## PROVIDED DATA
---

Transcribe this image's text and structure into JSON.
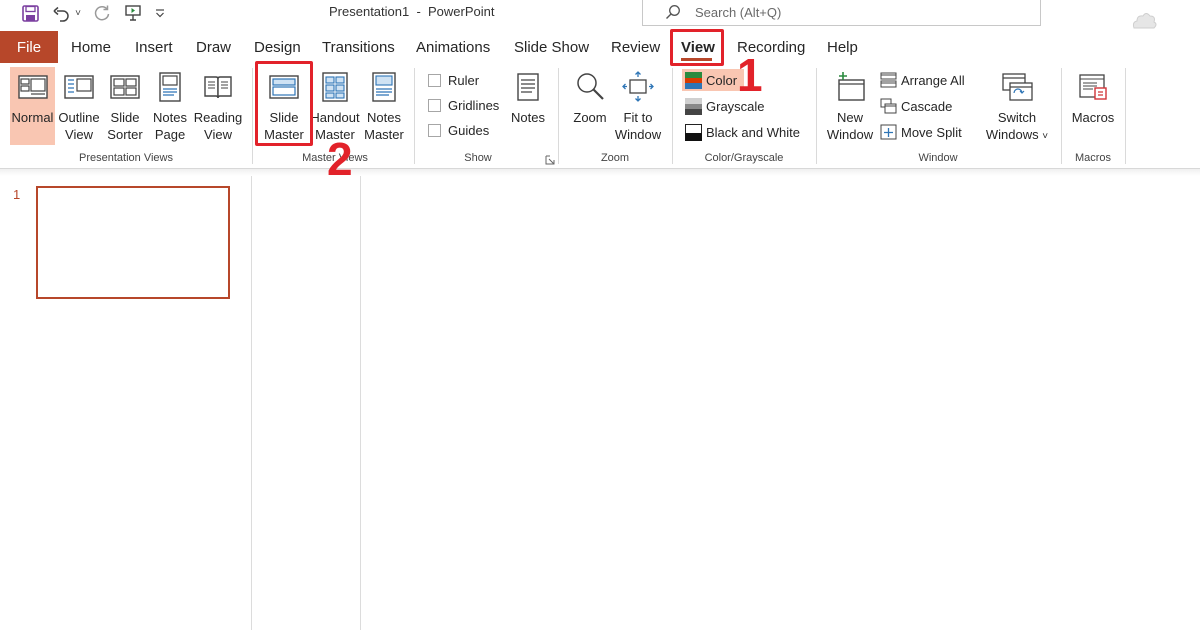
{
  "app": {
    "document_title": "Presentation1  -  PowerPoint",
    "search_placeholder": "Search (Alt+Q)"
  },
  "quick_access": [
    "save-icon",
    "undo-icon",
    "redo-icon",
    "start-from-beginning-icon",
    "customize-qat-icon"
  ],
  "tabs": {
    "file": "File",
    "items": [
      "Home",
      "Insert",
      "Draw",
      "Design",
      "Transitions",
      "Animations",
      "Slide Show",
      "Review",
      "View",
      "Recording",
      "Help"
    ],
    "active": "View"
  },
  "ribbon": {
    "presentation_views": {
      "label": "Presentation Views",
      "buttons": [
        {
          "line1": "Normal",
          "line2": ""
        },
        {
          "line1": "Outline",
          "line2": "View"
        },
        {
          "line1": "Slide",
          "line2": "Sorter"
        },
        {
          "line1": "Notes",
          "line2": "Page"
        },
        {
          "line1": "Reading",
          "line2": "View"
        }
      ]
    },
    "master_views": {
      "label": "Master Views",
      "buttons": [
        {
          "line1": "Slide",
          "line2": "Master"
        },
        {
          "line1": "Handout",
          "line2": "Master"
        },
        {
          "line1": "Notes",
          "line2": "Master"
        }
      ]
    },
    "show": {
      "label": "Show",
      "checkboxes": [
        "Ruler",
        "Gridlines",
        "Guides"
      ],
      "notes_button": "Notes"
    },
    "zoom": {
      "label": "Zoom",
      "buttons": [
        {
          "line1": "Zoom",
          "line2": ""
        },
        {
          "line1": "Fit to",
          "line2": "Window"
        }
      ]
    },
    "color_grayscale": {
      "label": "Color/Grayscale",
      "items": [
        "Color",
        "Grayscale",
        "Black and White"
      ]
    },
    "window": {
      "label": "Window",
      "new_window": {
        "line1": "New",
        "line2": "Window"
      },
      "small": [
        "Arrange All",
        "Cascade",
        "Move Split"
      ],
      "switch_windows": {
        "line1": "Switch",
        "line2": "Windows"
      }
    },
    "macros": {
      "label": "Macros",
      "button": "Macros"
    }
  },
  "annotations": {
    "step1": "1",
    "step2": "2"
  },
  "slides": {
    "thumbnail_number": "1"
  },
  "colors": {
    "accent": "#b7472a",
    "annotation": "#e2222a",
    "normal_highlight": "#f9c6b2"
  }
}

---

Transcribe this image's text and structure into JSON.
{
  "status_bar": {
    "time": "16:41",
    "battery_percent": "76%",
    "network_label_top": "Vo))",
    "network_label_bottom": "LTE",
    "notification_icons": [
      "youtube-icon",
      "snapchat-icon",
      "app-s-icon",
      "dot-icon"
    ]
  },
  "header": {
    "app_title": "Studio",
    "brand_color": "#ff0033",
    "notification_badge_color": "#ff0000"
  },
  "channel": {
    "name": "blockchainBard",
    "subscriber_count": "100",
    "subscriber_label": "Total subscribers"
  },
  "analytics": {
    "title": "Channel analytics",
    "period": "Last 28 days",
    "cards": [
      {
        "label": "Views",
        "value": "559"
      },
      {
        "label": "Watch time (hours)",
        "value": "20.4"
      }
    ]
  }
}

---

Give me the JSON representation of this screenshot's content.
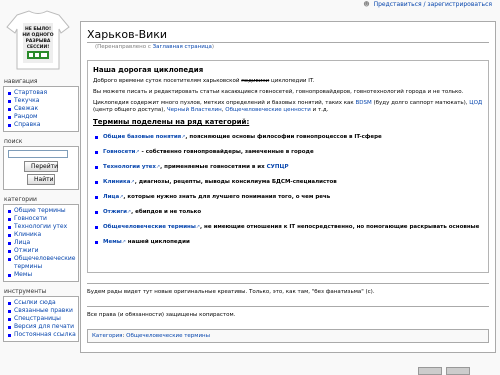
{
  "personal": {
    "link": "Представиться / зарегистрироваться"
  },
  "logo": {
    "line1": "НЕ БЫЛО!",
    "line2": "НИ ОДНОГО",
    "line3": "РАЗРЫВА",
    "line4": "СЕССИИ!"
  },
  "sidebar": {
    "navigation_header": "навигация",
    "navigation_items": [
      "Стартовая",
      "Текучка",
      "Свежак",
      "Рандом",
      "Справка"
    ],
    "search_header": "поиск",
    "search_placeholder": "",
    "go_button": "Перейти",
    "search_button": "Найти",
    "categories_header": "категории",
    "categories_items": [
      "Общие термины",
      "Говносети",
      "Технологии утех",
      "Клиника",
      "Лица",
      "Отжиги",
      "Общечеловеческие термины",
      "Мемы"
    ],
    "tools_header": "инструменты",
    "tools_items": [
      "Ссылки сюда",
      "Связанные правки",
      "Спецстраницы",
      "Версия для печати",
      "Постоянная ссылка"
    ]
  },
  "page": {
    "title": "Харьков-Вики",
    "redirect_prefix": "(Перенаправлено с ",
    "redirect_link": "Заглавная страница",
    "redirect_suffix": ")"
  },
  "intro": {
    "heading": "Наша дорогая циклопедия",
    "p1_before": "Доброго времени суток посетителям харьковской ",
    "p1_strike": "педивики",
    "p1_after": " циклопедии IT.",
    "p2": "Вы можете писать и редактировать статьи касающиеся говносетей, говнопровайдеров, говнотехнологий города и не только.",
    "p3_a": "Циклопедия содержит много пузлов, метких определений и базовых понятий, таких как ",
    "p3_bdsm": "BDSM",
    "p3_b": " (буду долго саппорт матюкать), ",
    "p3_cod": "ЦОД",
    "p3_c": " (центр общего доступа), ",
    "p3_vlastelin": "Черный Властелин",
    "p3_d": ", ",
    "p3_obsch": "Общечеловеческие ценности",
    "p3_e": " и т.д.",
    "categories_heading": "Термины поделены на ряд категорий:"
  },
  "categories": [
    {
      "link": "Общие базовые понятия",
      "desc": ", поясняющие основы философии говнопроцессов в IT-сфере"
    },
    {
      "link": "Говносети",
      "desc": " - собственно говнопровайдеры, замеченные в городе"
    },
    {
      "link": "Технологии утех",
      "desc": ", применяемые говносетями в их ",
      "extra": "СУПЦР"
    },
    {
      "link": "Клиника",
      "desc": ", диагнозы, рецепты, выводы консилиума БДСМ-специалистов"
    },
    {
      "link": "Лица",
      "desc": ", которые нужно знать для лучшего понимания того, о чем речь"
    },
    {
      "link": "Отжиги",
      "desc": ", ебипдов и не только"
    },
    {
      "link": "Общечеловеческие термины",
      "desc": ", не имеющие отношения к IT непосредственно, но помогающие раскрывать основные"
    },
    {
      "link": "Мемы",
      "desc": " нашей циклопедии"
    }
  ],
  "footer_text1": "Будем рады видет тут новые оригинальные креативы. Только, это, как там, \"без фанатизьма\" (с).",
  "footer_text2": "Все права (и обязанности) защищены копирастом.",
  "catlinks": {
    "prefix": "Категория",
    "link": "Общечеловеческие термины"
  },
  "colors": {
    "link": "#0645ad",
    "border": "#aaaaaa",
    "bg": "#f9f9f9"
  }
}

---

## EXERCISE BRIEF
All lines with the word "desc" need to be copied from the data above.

## ANSWER TO THIS EXERCISE
      "desc": ", поясняющие основы философии говнопроцессов в IT-сфере"
      "desc": " - собственно говнопровайдеры, замеченные в городе"
      "desc": ", применяемые говносетями в их ",
      "desc": ", диагнозы, рецепты, выводы консилиума БДСМ-специалистов"
      "desc": ", которые нужно знать для лучшего понимания того, о чем речь"
      "desc": ", ебипдов и не только"
      "desc": ", не имеющие отношения к IT непосредственно, но помогающие раскрывать основные"
      "desc": " нашей циклопедии"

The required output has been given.